- _WORK ORDER_
Report back every line in the data that includes the string "Eorbe".

- _DATA FOR THIS TASK_
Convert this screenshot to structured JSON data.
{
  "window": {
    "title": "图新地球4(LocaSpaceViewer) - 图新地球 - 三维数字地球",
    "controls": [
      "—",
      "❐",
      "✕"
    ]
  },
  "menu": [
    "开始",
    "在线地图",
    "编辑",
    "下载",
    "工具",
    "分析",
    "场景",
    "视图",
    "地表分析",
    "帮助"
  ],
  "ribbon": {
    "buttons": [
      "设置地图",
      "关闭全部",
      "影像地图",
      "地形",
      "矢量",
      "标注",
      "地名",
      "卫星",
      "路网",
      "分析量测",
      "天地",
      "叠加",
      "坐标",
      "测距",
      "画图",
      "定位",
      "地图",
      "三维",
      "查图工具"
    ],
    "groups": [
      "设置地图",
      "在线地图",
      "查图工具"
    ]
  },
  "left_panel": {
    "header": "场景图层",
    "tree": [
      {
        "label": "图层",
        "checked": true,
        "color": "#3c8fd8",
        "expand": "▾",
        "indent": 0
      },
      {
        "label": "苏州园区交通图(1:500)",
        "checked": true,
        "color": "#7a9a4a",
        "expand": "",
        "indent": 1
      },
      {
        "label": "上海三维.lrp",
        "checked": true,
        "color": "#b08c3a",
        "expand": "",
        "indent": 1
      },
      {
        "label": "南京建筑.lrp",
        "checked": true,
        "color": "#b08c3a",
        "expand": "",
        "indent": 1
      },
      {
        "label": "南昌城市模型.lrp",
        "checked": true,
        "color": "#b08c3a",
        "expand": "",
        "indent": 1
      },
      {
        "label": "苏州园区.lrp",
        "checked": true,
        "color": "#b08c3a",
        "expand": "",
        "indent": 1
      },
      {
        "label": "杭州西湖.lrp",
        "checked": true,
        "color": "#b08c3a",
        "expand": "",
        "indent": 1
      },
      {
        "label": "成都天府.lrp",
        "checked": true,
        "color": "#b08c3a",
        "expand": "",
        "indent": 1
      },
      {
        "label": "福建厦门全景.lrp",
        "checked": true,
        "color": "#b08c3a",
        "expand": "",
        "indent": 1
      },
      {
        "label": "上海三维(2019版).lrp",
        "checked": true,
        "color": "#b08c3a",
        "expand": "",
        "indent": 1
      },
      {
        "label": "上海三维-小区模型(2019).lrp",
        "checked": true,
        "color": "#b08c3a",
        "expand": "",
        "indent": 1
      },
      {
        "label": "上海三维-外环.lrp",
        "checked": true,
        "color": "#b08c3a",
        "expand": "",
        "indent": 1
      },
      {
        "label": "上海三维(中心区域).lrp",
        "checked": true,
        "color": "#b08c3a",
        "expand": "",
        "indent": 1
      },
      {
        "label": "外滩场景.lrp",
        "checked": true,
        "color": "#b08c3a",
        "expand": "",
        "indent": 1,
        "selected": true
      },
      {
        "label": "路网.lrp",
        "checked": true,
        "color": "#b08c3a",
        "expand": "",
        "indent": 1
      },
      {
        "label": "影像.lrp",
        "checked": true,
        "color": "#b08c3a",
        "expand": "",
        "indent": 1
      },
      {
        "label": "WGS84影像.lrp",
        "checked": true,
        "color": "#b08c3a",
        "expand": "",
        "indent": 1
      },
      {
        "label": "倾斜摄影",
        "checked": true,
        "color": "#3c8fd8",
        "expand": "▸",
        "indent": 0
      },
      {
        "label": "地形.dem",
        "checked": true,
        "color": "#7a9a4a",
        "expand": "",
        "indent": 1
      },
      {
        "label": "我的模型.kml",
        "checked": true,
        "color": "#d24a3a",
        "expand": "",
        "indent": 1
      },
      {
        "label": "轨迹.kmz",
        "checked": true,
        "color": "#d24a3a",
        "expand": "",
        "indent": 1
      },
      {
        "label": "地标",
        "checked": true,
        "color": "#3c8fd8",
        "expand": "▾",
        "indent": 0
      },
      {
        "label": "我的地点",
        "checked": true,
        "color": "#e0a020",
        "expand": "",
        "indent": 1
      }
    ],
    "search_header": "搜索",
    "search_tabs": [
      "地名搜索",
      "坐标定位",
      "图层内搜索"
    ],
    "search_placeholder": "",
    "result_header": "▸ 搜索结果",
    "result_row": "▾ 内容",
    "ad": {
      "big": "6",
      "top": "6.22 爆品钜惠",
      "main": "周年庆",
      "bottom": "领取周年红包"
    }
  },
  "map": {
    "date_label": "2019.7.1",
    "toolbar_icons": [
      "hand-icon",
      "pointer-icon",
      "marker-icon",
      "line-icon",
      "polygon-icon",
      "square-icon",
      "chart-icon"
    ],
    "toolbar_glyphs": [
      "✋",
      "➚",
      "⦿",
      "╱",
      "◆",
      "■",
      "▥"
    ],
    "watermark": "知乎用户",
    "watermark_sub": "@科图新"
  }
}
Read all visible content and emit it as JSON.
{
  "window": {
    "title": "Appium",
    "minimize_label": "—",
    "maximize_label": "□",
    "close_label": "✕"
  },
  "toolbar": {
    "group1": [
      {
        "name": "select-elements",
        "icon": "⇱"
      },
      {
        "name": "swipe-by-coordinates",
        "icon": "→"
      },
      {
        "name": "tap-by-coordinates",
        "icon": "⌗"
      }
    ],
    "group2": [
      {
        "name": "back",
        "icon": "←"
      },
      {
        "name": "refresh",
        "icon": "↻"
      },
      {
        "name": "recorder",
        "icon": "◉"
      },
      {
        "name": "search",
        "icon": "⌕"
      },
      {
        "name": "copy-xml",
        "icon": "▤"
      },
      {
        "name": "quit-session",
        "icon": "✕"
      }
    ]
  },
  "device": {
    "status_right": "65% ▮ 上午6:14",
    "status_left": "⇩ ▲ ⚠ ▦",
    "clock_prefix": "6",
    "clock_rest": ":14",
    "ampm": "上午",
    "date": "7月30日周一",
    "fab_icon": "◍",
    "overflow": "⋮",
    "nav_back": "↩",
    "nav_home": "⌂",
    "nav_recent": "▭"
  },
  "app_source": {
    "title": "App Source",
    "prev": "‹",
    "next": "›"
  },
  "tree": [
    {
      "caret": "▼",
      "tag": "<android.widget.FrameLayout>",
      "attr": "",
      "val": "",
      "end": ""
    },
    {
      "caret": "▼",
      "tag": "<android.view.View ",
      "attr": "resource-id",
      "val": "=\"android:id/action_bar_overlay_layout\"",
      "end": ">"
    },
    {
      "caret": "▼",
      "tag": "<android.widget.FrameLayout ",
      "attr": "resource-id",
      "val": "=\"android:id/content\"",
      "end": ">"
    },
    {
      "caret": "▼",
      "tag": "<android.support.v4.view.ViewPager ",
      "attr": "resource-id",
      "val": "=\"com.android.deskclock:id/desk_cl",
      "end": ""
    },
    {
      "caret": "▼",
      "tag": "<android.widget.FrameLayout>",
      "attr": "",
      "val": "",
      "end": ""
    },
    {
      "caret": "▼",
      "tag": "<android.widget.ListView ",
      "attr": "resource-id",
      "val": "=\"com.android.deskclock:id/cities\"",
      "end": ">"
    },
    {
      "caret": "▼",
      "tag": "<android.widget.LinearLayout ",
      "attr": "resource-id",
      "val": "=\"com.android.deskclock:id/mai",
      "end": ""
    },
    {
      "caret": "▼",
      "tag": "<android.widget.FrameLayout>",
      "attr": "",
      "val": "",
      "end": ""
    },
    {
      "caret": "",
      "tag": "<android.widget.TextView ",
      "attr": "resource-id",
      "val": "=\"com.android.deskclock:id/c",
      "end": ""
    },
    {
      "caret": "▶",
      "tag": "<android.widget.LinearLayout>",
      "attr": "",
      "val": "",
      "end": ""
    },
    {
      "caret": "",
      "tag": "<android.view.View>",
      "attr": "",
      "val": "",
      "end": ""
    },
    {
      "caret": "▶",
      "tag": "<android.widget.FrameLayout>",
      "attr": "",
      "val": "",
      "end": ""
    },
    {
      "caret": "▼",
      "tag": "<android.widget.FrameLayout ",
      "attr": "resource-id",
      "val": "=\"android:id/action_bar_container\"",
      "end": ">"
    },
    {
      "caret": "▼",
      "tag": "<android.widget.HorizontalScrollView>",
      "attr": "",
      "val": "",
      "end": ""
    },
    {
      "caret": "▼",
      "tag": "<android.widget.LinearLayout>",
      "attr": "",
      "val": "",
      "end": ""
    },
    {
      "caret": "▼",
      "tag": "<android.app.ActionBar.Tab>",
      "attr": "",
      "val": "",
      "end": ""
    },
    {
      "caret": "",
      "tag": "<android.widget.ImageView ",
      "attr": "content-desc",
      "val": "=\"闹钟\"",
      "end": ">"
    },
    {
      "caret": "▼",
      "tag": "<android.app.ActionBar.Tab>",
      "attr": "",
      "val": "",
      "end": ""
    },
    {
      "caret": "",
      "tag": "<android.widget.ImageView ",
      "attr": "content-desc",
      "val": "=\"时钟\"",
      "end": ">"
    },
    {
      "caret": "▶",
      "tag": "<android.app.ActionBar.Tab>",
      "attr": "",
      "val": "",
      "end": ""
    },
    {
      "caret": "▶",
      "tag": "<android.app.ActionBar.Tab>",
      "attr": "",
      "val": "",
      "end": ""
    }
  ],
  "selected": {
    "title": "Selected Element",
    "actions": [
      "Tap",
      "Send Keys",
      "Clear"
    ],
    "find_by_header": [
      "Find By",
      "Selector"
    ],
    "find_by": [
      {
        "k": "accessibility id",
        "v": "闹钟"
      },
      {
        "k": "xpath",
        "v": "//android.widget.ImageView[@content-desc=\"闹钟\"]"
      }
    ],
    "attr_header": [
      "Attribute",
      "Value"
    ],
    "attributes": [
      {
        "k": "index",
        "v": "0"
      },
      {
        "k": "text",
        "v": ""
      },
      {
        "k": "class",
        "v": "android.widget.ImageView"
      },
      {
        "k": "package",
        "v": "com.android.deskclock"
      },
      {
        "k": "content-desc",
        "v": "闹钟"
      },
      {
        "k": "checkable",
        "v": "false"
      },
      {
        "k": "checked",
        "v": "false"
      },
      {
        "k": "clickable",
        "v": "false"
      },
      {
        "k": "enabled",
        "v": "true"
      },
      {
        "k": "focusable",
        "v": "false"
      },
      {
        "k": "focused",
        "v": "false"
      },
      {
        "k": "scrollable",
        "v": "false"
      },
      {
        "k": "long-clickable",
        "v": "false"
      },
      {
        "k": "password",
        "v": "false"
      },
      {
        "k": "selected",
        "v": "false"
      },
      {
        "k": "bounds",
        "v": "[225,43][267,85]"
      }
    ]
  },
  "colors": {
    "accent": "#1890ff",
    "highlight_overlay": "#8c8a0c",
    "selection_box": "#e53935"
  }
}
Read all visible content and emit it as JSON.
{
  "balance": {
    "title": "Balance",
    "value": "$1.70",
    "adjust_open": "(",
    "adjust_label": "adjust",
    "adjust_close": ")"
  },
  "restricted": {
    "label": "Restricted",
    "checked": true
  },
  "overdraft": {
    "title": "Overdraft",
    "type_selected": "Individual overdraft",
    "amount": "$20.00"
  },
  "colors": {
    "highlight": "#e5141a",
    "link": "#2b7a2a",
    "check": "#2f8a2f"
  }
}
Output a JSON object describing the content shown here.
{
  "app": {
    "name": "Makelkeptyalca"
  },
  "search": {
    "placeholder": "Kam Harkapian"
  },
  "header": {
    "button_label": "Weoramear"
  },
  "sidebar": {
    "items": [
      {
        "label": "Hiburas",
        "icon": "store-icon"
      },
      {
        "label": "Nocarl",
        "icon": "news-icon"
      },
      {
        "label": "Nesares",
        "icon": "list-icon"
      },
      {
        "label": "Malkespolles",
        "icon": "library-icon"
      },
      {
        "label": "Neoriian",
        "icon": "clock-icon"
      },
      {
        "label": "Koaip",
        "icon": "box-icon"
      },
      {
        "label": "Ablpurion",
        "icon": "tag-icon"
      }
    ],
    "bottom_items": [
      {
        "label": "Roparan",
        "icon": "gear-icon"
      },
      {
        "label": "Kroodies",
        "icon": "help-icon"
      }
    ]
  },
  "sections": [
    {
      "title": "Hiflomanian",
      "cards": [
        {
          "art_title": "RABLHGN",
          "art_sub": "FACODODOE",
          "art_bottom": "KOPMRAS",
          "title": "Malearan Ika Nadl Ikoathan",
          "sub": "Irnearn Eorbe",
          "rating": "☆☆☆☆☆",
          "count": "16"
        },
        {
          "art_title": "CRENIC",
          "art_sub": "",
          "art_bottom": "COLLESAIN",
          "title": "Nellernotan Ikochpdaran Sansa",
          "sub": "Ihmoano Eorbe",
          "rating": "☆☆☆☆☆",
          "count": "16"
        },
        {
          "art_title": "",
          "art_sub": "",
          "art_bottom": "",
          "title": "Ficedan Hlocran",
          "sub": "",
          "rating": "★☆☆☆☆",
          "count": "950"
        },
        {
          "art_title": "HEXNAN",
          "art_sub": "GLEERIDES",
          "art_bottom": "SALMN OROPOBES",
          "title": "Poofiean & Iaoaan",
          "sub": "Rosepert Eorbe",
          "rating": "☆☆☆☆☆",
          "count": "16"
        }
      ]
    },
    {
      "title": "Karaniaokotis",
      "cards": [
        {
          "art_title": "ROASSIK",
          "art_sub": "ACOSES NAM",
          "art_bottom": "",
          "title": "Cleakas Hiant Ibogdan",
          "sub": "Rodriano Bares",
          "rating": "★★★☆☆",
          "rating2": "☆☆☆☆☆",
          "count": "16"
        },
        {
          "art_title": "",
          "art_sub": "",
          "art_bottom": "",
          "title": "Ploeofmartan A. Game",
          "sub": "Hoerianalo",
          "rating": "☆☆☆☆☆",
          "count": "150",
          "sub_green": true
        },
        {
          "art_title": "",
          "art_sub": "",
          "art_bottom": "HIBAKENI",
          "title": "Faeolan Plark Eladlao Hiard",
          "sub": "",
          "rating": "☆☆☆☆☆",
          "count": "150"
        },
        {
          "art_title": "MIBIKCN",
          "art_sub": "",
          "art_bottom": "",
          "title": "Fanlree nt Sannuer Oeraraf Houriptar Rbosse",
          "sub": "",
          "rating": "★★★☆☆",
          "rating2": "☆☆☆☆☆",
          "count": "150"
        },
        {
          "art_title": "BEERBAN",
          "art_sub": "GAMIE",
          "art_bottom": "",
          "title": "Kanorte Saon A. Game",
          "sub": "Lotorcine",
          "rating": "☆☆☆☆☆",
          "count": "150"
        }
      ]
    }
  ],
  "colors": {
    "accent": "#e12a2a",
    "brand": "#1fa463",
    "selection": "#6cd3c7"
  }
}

- _YOUR SOLUTION_
          "sub": "Irnearn Eorbe",
          "sub": "Ihmoano Eorbe",
          "sub": "Rosepert Eorbe",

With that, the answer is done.